Top of Dataset excerpts

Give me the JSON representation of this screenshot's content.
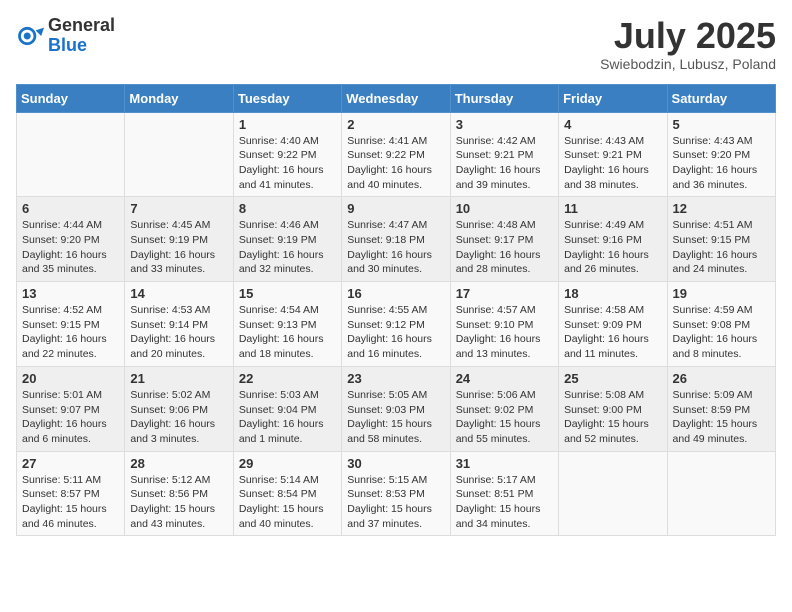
{
  "header": {
    "logo_general": "General",
    "logo_blue": "Blue",
    "month_title": "July 2025",
    "location": "Swiebodzin, Lubusz, Poland"
  },
  "weekdays": [
    "Sunday",
    "Monday",
    "Tuesday",
    "Wednesday",
    "Thursday",
    "Friday",
    "Saturday"
  ],
  "weeks": [
    [
      {
        "day": "",
        "info": ""
      },
      {
        "day": "",
        "info": ""
      },
      {
        "day": "1",
        "info": "Sunrise: 4:40 AM\nSunset: 9:22 PM\nDaylight: 16 hours and 41 minutes."
      },
      {
        "day": "2",
        "info": "Sunrise: 4:41 AM\nSunset: 9:22 PM\nDaylight: 16 hours and 40 minutes."
      },
      {
        "day": "3",
        "info": "Sunrise: 4:42 AM\nSunset: 9:21 PM\nDaylight: 16 hours and 39 minutes."
      },
      {
        "day": "4",
        "info": "Sunrise: 4:43 AM\nSunset: 9:21 PM\nDaylight: 16 hours and 38 minutes."
      },
      {
        "day": "5",
        "info": "Sunrise: 4:43 AM\nSunset: 9:20 PM\nDaylight: 16 hours and 36 minutes."
      }
    ],
    [
      {
        "day": "6",
        "info": "Sunrise: 4:44 AM\nSunset: 9:20 PM\nDaylight: 16 hours and 35 minutes."
      },
      {
        "day": "7",
        "info": "Sunrise: 4:45 AM\nSunset: 9:19 PM\nDaylight: 16 hours and 33 minutes."
      },
      {
        "day": "8",
        "info": "Sunrise: 4:46 AM\nSunset: 9:19 PM\nDaylight: 16 hours and 32 minutes."
      },
      {
        "day": "9",
        "info": "Sunrise: 4:47 AM\nSunset: 9:18 PM\nDaylight: 16 hours and 30 minutes."
      },
      {
        "day": "10",
        "info": "Sunrise: 4:48 AM\nSunset: 9:17 PM\nDaylight: 16 hours and 28 minutes."
      },
      {
        "day": "11",
        "info": "Sunrise: 4:49 AM\nSunset: 9:16 PM\nDaylight: 16 hours and 26 minutes."
      },
      {
        "day": "12",
        "info": "Sunrise: 4:51 AM\nSunset: 9:15 PM\nDaylight: 16 hours and 24 minutes."
      }
    ],
    [
      {
        "day": "13",
        "info": "Sunrise: 4:52 AM\nSunset: 9:15 PM\nDaylight: 16 hours and 22 minutes."
      },
      {
        "day": "14",
        "info": "Sunrise: 4:53 AM\nSunset: 9:14 PM\nDaylight: 16 hours and 20 minutes."
      },
      {
        "day": "15",
        "info": "Sunrise: 4:54 AM\nSunset: 9:13 PM\nDaylight: 16 hours and 18 minutes."
      },
      {
        "day": "16",
        "info": "Sunrise: 4:55 AM\nSunset: 9:12 PM\nDaylight: 16 hours and 16 minutes."
      },
      {
        "day": "17",
        "info": "Sunrise: 4:57 AM\nSunset: 9:10 PM\nDaylight: 16 hours and 13 minutes."
      },
      {
        "day": "18",
        "info": "Sunrise: 4:58 AM\nSunset: 9:09 PM\nDaylight: 16 hours and 11 minutes."
      },
      {
        "day": "19",
        "info": "Sunrise: 4:59 AM\nSunset: 9:08 PM\nDaylight: 16 hours and 8 minutes."
      }
    ],
    [
      {
        "day": "20",
        "info": "Sunrise: 5:01 AM\nSunset: 9:07 PM\nDaylight: 16 hours and 6 minutes."
      },
      {
        "day": "21",
        "info": "Sunrise: 5:02 AM\nSunset: 9:06 PM\nDaylight: 16 hours and 3 minutes."
      },
      {
        "day": "22",
        "info": "Sunrise: 5:03 AM\nSunset: 9:04 PM\nDaylight: 16 hours and 1 minute."
      },
      {
        "day": "23",
        "info": "Sunrise: 5:05 AM\nSunset: 9:03 PM\nDaylight: 15 hours and 58 minutes."
      },
      {
        "day": "24",
        "info": "Sunrise: 5:06 AM\nSunset: 9:02 PM\nDaylight: 15 hours and 55 minutes."
      },
      {
        "day": "25",
        "info": "Sunrise: 5:08 AM\nSunset: 9:00 PM\nDaylight: 15 hours and 52 minutes."
      },
      {
        "day": "26",
        "info": "Sunrise: 5:09 AM\nSunset: 8:59 PM\nDaylight: 15 hours and 49 minutes."
      }
    ],
    [
      {
        "day": "27",
        "info": "Sunrise: 5:11 AM\nSunset: 8:57 PM\nDaylight: 15 hours and 46 minutes."
      },
      {
        "day": "28",
        "info": "Sunrise: 5:12 AM\nSunset: 8:56 PM\nDaylight: 15 hours and 43 minutes."
      },
      {
        "day": "29",
        "info": "Sunrise: 5:14 AM\nSunset: 8:54 PM\nDaylight: 15 hours and 40 minutes."
      },
      {
        "day": "30",
        "info": "Sunrise: 5:15 AM\nSunset: 8:53 PM\nDaylight: 15 hours and 37 minutes."
      },
      {
        "day": "31",
        "info": "Sunrise: 5:17 AM\nSunset: 8:51 PM\nDaylight: 15 hours and 34 minutes."
      },
      {
        "day": "",
        "info": ""
      },
      {
        "day": "",
        "info": ""
      }
    ]
  ]
}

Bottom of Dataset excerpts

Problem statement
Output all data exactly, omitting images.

Exercise result
Give me the JSON representation of this screenshot's content.
{
  "header": {
    "logo_general": "General",
    "logo_blue": "Blue",
    "month_title": "July 2025",
    "location": "Swiebodzin, Lubusz, Poland"
  },
  "weekdays": [
    "Sunday",
    "Monday",
    "Tuesday",
    "Wednesday",
    "Thursday",
    "Friday",
    "Saturday"
  ],
  "weeks": [
    [
      {
        "day": "",
        "info": ""
      },
      {
        "day": "",
        "info": ""
      },
      {
        "day": "1",
        "info": "Sunrise: 4:40 AM\nSunset: 9:22 PM\nDaylight: 16 hours and 41 minutes."
      },
      {
        "day": "2",
        "info": "Sunrise: 4:41 AM\nSunset: 9:22 PM\nDaylight: 16 hours and 40 minutes."
      },
      {
        "day": "3",
        "info": "Sunrise: 4:42 AM\nSunset: 9:21 PM\nDaylight: 16 hours and 39 minutes."
      },
      {
        "day": "4",
        "info": "Sunrise: 4:43 AM\nSunset: 9:21 PM\nDaylight: 16 hours and 38 minutes."
      },
      {
        "day": "5",
        "info": "Sunrise: 4:43 AM\nSunset: 9:20 PM\nDaylight: 16 hours and 36 minutes."
      }
    ],
    [
      {
        "day": "6",
        "info": "Sunrise: 4:44 AM\nSunset: 9:20 PM\nDaylight: 16 hours and 35 minutes."
      },
      {
        "day": "7",
        "info": "Sunrise: 4:45 AM\nSunset: 9:19 PM\nDaylight: 16 hours and 33 minutes."
      },
      {
        "day": "8",
        "info": "Sunrise: 4:46 AM\nSunset: 9:19 PM\nDaylight: 16 hours and 32 minutes."
      },
      {
        "day": "9",
        "info": "Sunrise: 4:47 AM\nSunset: 9:18 PM\nDaylight: 16 hours and 30 minutes."
      },
      {
        "day": "10",
        "info": "Sunrise: 4:48 AM\nSunset: 9:17 PM\nDaylight: 16 hours and 28 minutes."
      },
      {
        "day": "11",
        "info": "Sunrise: 4:49 AM\nSunset: 9:16 PM\nDaylight: 16 hours and 26 minutes."
      },
      {
        "day": "12",
        "info": "Sunrise: 4:51 AM\nSunset: 9:15 PM\nDaylight: 16 hours and 24 minutes."
      }
    ],
    [
      {
        "day": "13",
        "info": "Sunrise: 4:52 AM\nSunset: 9:15 PM\nDaylight: 16 hours and 22 minutes."
      },
      {
        "day": "14",
        "info": "Sunrise: 4:53 AM\nSunset: 9:14 PM\nDaylight: 16 hours and 20 minutes."
      },
      {
        "day": "15",
        "info": "Sunrise: 4:54 AM\nSunset: 9:13 PM\nDaylight: 16 hours and 18 minutes."
      },
      {
        "day": "16",
        "info": "Sunrise: 4:55 AM\nSunset: 9:12 PM\nDaylight: 16 hours and 16 minutes."
      },
      {
        "day": "17",
        "info": "Sunrise: 4:57 AM\nSunset: 9:10 PM\nDaylight: 16 hours and 13 minutes."
      },
      {
        "day": "18",
        "info": "Sunrise: 4:58 AM\nSunset: 9:09 PM\nDaylight: 16 hours and 11 minutes."
      },
      {
        "day": "19",
        "info": "Sunrise: 4:59 AM\nSunset: 9:08 PM\nDaylight: 16 hours and 8 minutes."
      }
    ],
    [
      {
        "day": "20",
        "info": "Sunrise: 5:01 AM\nSunset: 9:07 PM\nDaylight: 16 hours and 6 minutes."
      },
      {
        "day": "21",
        "info": "Sunrise: 5:02 AM\nSunset: 9:06 PM\nDaylight: 16 hours and 3 minutes."
      },
      {
        "day": "22",
        "info": "Sunrise: 5:03 AM\nSunset: 9:04 PM\nDaylight: 16 hours and 1 minute."
      },
      {
        "day": "23",
        "info": "Sunrise: 5:05 AM\nSunset: 9:03 PM\nDaylight: 15 hours and 58 minutes."
      },
      {
        "day": "24",
        "info": "Sunrise: 5:06 AM\nSunset: 9:02 PM\nDaylight: 15 hours and 55 minutes."
      },
      {
        "day": "25",
        "info": "Sunrise: 5:08 AM\nSunset: 9:00 PM\nDaylight: 15 hours and 52 minutes."
      },
      {
        "day": "26",
        "info": "Sunrise: 5:09 AM\nSunset: 8:59 PM\nDaylight: 15 hours and 49 minutes."
      }
    ],
    [
      {
        "day": "27",
        "info": "Sunrise: 5:11 AM\nSunset: 8:57 PM\nDaylight: 15 hours and 46 minutes."
      },
      {
        "day": "28",
        "info": "Sunrise: 5:12 AM\nSunset: 8:56 PM\nDaylight: 15 hours and 43 minutes."
      },
      {
        "day": "29",
        "info": "Sunrise: 5:14 AM\nSunset: 8:54 PM\nDaylight: 15 hours and 40 minutes."
      },
      {
        "day": "30",
        "info": "Sunrise: 5:15 AM\nSunset: 8:53 PM\nDaylight: 15 hours and 37 minutes."
      },
      {
        "day": "31",
        "info": "Sunrise: 5:17 AM\nSunset: 8:51 PM\nDaylight: 15 hours and 34 minutes."
      },
      {
        "day": "",
        "info": ""
      },
      {
        "day": "",
        "info": ""
      }
    ]
  ]
}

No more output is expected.